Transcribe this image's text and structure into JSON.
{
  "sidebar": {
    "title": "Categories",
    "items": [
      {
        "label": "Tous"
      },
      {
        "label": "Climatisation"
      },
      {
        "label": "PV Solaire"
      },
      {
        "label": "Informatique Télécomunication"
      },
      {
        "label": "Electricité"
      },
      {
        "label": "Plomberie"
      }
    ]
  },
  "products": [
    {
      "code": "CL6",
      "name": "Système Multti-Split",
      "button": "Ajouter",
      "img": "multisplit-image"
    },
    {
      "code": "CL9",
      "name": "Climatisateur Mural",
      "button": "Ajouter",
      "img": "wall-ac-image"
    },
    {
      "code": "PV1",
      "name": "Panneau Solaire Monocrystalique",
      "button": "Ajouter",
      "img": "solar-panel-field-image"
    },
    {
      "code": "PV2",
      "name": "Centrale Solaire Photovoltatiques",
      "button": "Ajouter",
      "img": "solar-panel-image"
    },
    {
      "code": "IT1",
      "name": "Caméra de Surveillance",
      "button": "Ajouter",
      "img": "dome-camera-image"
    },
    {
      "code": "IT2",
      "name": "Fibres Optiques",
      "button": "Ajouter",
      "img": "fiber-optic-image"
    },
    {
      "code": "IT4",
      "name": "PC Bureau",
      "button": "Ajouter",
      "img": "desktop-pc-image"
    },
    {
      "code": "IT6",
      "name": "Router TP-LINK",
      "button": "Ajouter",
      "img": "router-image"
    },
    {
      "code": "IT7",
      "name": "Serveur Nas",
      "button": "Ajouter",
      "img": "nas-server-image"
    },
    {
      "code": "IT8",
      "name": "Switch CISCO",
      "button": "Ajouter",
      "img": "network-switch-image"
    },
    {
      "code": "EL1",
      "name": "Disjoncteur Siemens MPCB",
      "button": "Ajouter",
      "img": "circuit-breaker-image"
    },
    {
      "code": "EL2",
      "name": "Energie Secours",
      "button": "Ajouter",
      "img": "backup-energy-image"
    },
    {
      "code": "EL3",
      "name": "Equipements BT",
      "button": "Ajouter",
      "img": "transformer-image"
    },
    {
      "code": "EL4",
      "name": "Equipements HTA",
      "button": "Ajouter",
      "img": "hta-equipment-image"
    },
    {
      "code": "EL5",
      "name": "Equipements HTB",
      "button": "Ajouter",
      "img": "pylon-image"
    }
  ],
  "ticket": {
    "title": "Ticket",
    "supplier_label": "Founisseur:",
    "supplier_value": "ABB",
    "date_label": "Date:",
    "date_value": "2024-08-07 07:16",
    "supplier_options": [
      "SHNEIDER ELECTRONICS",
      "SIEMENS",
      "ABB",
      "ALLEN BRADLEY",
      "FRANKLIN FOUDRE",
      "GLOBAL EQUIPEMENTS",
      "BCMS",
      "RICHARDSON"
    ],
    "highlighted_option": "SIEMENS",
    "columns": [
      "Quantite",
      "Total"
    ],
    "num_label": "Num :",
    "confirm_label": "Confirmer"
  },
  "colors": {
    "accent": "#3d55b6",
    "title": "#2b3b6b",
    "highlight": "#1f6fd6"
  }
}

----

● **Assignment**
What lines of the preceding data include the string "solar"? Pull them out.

● **Solution**
      "img": "solar-panel-field-image"
      "img": "solar-panel-image"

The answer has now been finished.